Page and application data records
-- Opening Marker --
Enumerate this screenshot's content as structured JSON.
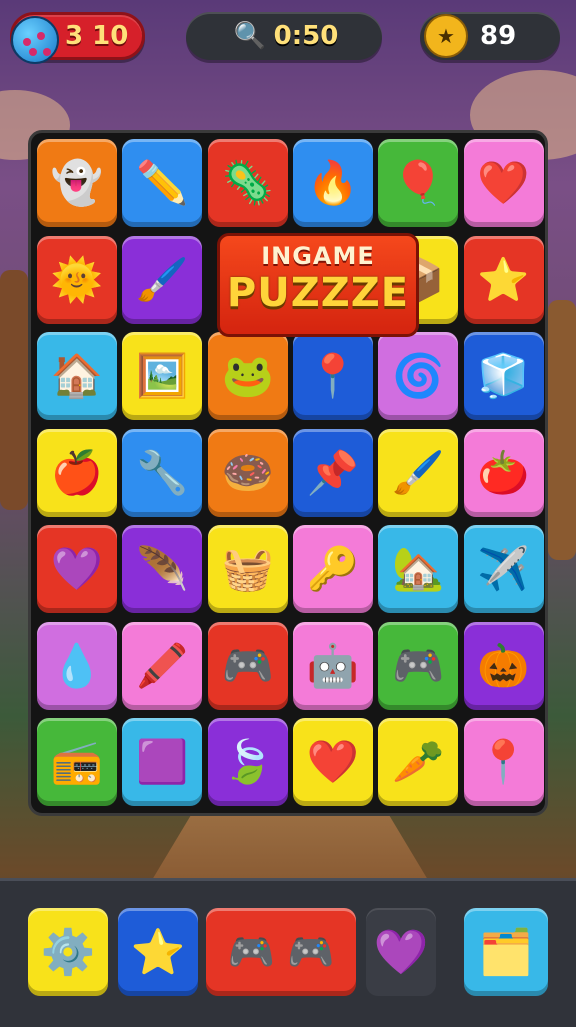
{
  "hud": {
    "lives_value": "3 10",
    "lives_icon": "lives-ball-icon",
    "timer_value": "0:50",
    "timer_icon": "magnifier-icon",
    "coins_value": "89",
    "coins_icon": "coin-icon"
  },
  "banner": {
    "line1": "INGAME",
    "line2": "PUZZZE"
  },
  "board": {
    "rows": [
      [
        {
          "icon": "green-blob-icon",
          "glyph": "👻",
          "color": "orange"
        },
        {
          "icon": "pencil-icon",
          "glyph": "✏️",
          "color": "blue"
        },
        {
          "icon": "germ-icon",
          "glyph": "🦠",
          "color": "red"
        },
        {
          "icon": "fire-icon",
          "glyph": "🔥",
          "color": "blue"
        },
        {
          "icon": "balloon-icon",
          "glyph": "🎈",
          "color": "green"
        },
        {
          "icon": "heart-icon",
          "glyph": "❤️",
          "color": "pink"
        }
      ],
      [
        {
          "icon": "sun-face-icon",
          "glyph": "🌞",
          "color": "red"
        },
        {
          "icon": "paintbrushes-icon",
          "glyph": "🖌️",
          "color": "purple"
        },
        null,
        null,
        {
          "icon": "box-icon",
          "glyph": "📦",
          "color": "yellow"
        },
        {
          "icon": "star-icon",
          "glyph": "⭐",
          "color": "red"
        }
      ],
      [
        {
          "icon": "house-icon",
          "glyph": "🏠",
          "color": "cyan"
        },
        {
          "icon": "frame-icon",
          "glyph": "🖼️",
          "color": "yellow"
        },
        {
          "icon": "green-slime-icon",
          "glyph": "🐸",
          "color": "orange"
        },
        {
          "icon": "map-pin-icon",
          "glyph": "📍",
          "color": "navy"
        },
        {
          "icon": "swirl-icon",
          "glyph": "🌀",
          "color": "lilac"
        },
        {
          "icon": "cube-icon",
          "glyph": "🧊",
          "color": "navy"
        }
      ],
      [
        {
          "icon": "apple-icon",
          "glyph": "🍎",
          "color": "yellow"
        },
        {
          "icon": "pliers-icon",
          "glyph": "🔧",
          "color": "blue"
        },
        {
          "icon": "donut-icon",
          "glyph": "🍩",
          "color": "orange"
        },
        {
          "icon": "location-pin-icon",
          "glyph": "📌",
          "color": "navy"
        },
        {
          "icon": "brush-icon",
          "glyph": "🖌️",
          "color": "yellow"
        },
        {
          "icon": "tomato-icon",
          "glyph": "🍅",
          "color": "pink"
        }
      ],
      [
        {
          "icon": "heart-icon",
          "glyph": "💜",
          "color": "red"
        },
        {
          "icon": "feather-icon",
          "glyph": "🪶",
          "color": "purple"
        },
        {
          "icon": "basket-icon",
          "glyph": "🧺",
          "color": "yellow"
        },
        {
          "icon": "key-icon",
          "glyph": "🔑",
          "color": "pink"
        },
        {
          "icon": "barn-icon",
          "glyph": "🏡",
          "color": "cyan"
        },
        {
          "icon": "paper-plane-icon",
          "glyph": "✈️",
          "color": "cyan"
        }
      ],
      [
        {
          "icon": "blue-drop-icon",
          "glyph": "💧",
          "color": "lilac"
        },
        {
          "icon": "crayon-icon",
          "glyph": "🖍️",
          "color": "pink"
        },
        {
          "icon": "gamepad-icon",
          "glyph": "🎮",
          "color": "red"
        },
        {
          "icon": "robot-face-icon",
          "glyph": "🤖",
          "color": "pink"
        },
        {
          "icon": "gamepad-icon",
          "glyph": "🎮",
          "color": "green"
        },
        {
          "icon": "pumpkin-icon",
          "glyph": "🎃",
          "color": "purple"
        }
      ],
      [
        {
          "icon": "radio-icon",
          "glyph": "📻",
          "color": "green"
        },
        {
          "icon": "purple-cube-icon",
          "glyph": "🟪",
          "color": "cyan"
        },
        {
          "icon": "leaf-icon",
          "glyph": "🍃",
          "color": "purple"
        },
        {
          "icon": "heart-icon",
          "glyph": "❤️",
          "color": "yellow"
        },
        {
          "icon": "carrot-icon",
          "glyph": "🥕",
          "color": "yellow"
        },
        {
          "icon": "pin-icon",
          "glyph": "📍",
          "color": "pink"
        }
      ]
    ]
  },
  "tray": [
    {
      "icon": "gear-magnet-icon",
      "glyph": "⚙️",
      "color": "yellow"
    },
    {
      "icon": "star-icon",
      "glyph": "⭐",
      "color": "navy"
    },
    {
      "icon": "controllers-icon",
      "glyph": "🎮 🎮",
      "color": "red"
    },
    {
      "icon": "heart-icon",
      "glyph": "💜",
      "color": "dark"
    },
    {
      "icon": "card-icon",
      "glyph": "🗂️",
      "color": "cyan"
    }
  ]
}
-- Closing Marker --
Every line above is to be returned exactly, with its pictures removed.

Enumerate this screenshot's content as structured JSON.
{
  "hud": {
    "lives_value": "3 10",
    "lives_icon": "lives-ball-icon",
    "timer_value": "0:50",
    "timer_icon": "magnifier-icon",
    "coins_value": "89",
    "coins_icon": "coin-icon"
  },
  "banner": {
    "line1": "INGAME",
    "line2": "PUZZZE"
  },
  "board": {
    "rows": [
      [
        {
          "icon": "green-blob-icon",
          "glyph": "👻",
          "color": "orange"
        },
        {
          "icon": "pencil-icon",
          "glyph": "✏️",
          "color": "blue"
        },
        {
          "icon": "germ-icon",
          "glyph": "🦠",
          "color": "red"
        },
        {
          "icon": "fire-icon",
          "glyph": "🔥",
          "color": "blue"
        },
        {
          "icon": "balloon-icon",
          "glyph": "🎈",
          "color": "green"
        },
        {
          "icon": "heart-icon",
          "glyph": "❤️",
          "color": "pink"
        }
      ],
      [
        {
          "icon": "sun-face-icon",
          "glyph": "🌞",
          "color": "red"
        },
        {
          "icon": "paintbrushes-icon",
          "glyph": "🖌️",
          "color": "purple"
        },
        null,
        null,
        {
          "icon": "box-icon",
          "glyph": "📦",
          "color": "yellow"
        },
        {
          "icon": "star-icon",
          "glyph": "⭐",
          "color": "red"
        }
      ],
      [
        {
          "icon": "house-icon",
          "glyph": "🏠",
          "color": "cyan"
        },
        {
          "icon": "frame-icon",
          "glyph": "🖼️",
          "color": "yellow"
        },
        {
          "icon": "green-slime-icon",
          "glyph": "🐸",
          "color": "orange"
        },
        {
          "icon": "map-pin-icon",
          "glyph": "📍",
          "color": "navy"
        },
        {
          "icon": "swirl-icon",
          "glyph": "🌀",
          "color": "lilac"
        },
        {
          "icon": "cube-icon",
          "glyph": "🧊",
          "color": "navy"
        }
      ],
      [
        {
          "icon": "apple-icon",
          "glyph": "🍎",
          "color": "yellow"
        },
        {
          "icon": "pliers-icon",
          "glyph": "🔧",
          "color": "blue"
        },
        {
          "icon": "donut-icon",
          "glyph": "🍩",
          "color": "orange"
        },
        {
          "icon": "location-pin-icon",
          "glyph": "📌",
          "color": "navy"
        },
        {
          "icon": "brush-icon",
          "glyph": "🖌️",
          "color": "yellow"
        },
        {
          "icon": "tomato-icon",
          "glyph": "🍅",
          "color": "pink"
        }
      ],
      [
        {
          "icon": "heart-icon",
          "glyph": "💜",
          "color": "red"
        },
        {
          "icon": "feather-icon",
          "glyph": "🪶",
          "color": "purple"
        },
        {
          "icon": "basket-icon",
          "glyph": "🧺",
          "color": "yellow"
        },
        {
          "icon": "key-icon",
          "glyph": "🔑",
          "color": "pink"
        },
        {
          "icon": "barn-icon",
          "glyph": "🏡",
          "color": "cyan"
        },
        {
          "icon": "paper-plane-icon",
          "glyph": "✈️",
          "color": "cyan"
        }
      ],
      [
        {
          "icon": "blue-drop-icon",
          "glyph": "💧",
          "color": "lilac"
        },
        {
          "icon": "crayon-icon",
          "glyph": "🖍️",
          "color": "pink"
        },
        {
          "icon": "gamepad-icon",
          "glyph": "🎮",
          "color": "red"
        },
        {
          "icon": "robot-face-icon",
          "glyph": "🤖",
          "color": "pink"
        },
        {
          "icon": "gamepad-icon",
          "glyph": "🎮",
          "color": "green"
        },
        {
          "icon": "pumpkin-icon",
          "glyph": "🎃",
          "color": "purple"
        }
      ],
      [
        {
          "icon": "radio-icon",
          "glyph": "📻",
          "color": "green"
        },
        {
          "icon": "purple-cube-icon",
          "glyph": "🟪",
          "color": "cyan"
        },
        {
          "icon": "leaf-icon",
          "glyph": "🍃",
          "color": "purple"
        },
        {
          "icon": "heart-icon",
          "glyph": "❤️",
          "color": "yellow"
        },
        {
          "icon": "carrot-icon",
          "glyph": "🥕",
          "color": "yellow"
        },
        {
          "icon": "pin-icon",
          "glyph": "📍",
          "color": "pink"
        }
      ]
    ]
  },
  "tray": [
    {
      "icon": "gear-magnet-icon",
      "glyph": "⚙️",
      "color": "yellow"
    },
    {
      "icon": "star-icon",
      "glyph": "⭐",
      "color": "navy"
    },
    {
      "icon": "controllers-icon",
      "glyph": "🎮 🎮",
      "color": "red"
    },
    {
      "icon": "heart-icon",
      "glyph": "💜",
      "color": "dark"
    },
    {
      "icon": "card-icon",
      "glyph": "🗂️",
      "color": "cyan"
    }
  ]
}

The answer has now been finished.